WASHINGTON, Nov. 26 (UPI) -- Any issues outstanding from mid-November elections in Sierra Leone need to be resolved according to the rule of law, a U.S. official said.
Voters in Sierra Leone gave President Ernest Bai Koroma a second term in office in Nov. 17 elections, the third since the country emerged from civil war in 2002. Elections were considered fair and peaceful, though opposition leaders cried foul in the aftermath of the broad-based vote.
Victoria Nuland, a spokeswoman for the U.S. State Department, called on Sierra Leone's national election commission to work with other interested parties to address any deficiencies for the sake of democratic progress.

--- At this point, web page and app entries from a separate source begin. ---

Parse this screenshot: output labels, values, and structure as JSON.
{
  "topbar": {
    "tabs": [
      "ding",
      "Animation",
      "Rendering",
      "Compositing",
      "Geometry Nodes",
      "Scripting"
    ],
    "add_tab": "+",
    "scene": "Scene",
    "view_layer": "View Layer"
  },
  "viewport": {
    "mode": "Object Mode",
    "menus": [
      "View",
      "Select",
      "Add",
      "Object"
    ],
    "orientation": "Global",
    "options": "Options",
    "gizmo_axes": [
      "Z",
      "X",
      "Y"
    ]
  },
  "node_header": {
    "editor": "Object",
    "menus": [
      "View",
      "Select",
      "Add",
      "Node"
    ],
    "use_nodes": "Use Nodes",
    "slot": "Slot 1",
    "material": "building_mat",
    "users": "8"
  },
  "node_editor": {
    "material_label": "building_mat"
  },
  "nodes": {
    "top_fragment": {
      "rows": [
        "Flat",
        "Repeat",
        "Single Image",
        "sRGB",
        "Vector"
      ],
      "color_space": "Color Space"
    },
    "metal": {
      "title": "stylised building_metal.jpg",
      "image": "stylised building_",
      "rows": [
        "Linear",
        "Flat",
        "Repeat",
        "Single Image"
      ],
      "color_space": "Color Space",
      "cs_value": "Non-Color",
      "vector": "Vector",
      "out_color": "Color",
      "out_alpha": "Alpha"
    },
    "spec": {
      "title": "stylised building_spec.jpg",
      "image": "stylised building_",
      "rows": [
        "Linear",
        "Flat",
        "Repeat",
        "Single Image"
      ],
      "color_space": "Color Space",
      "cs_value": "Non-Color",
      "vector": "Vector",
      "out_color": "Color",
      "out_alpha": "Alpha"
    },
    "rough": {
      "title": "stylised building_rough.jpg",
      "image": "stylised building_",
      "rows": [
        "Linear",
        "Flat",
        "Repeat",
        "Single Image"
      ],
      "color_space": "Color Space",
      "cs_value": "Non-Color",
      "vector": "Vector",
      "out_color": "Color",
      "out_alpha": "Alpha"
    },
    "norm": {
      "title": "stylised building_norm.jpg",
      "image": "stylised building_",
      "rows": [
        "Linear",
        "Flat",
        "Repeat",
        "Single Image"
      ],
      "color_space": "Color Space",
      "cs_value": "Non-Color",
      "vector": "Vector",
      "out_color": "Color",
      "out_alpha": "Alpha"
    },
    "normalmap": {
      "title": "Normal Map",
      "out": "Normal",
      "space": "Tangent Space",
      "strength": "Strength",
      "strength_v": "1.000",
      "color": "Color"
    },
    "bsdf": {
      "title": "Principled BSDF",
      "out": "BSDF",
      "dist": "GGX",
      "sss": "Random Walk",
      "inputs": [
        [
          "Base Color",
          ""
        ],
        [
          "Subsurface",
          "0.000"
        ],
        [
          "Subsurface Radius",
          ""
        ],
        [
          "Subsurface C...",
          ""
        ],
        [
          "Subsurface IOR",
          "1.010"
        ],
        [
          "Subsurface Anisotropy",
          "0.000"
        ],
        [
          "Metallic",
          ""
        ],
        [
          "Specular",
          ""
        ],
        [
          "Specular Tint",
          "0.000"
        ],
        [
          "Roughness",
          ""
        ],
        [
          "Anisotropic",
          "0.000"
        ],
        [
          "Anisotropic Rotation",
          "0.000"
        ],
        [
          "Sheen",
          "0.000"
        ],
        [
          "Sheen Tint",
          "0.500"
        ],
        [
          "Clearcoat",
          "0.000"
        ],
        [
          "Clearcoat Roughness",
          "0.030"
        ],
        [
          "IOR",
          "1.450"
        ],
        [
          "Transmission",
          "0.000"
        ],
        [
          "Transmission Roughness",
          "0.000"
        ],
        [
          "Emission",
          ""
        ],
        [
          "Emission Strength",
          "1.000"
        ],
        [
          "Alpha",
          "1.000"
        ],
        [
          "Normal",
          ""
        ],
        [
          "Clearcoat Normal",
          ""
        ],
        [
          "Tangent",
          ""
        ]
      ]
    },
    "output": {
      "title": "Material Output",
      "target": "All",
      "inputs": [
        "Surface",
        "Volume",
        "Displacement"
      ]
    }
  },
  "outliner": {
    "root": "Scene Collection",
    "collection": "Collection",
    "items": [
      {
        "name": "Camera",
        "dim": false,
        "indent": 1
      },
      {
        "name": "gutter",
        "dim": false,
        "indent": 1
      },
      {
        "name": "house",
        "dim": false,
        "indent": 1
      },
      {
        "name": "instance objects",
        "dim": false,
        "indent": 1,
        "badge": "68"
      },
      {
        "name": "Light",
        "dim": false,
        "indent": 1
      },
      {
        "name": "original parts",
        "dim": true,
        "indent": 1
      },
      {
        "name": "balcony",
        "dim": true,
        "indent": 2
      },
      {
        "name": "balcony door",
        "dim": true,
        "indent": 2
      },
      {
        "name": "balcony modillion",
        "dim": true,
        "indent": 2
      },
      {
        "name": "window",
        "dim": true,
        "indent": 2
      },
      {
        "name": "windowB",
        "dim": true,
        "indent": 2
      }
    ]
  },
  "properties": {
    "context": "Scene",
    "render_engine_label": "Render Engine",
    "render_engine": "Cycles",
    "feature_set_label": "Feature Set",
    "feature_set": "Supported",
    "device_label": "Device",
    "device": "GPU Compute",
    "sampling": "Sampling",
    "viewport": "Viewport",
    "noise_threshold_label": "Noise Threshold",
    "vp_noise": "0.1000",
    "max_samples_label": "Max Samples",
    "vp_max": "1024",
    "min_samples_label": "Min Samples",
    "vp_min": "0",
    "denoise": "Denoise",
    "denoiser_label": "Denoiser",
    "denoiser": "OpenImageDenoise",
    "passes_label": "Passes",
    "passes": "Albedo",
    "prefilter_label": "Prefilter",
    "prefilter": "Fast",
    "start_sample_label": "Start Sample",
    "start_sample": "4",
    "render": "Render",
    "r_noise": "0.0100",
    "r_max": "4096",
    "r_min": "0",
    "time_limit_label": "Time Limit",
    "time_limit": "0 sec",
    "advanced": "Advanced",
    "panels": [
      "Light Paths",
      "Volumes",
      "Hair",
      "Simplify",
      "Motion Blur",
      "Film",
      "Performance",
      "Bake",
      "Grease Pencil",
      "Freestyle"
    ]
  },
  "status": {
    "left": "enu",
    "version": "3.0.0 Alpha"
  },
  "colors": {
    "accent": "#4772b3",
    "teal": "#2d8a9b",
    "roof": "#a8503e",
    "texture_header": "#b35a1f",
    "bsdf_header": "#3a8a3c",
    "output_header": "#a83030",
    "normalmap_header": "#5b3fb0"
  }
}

"Any grievances related to the election must be resolved through Sierra Leone's judiciary, in accordance with the rule of law," she said in a statement. "We urge all party leaders to refrain from actions that incite violence or encourage acts of retribution."
At least 50,000 people were killed during Sierra Leone's civil war. Former Liberian President Charles Taylor was sentenced by a U.N. special court in May to 50 years in prison for aiding and abetting crimes against humanity committed by rebel forces in the country during the conflict.
Early election results favor the ruling All People's Congress.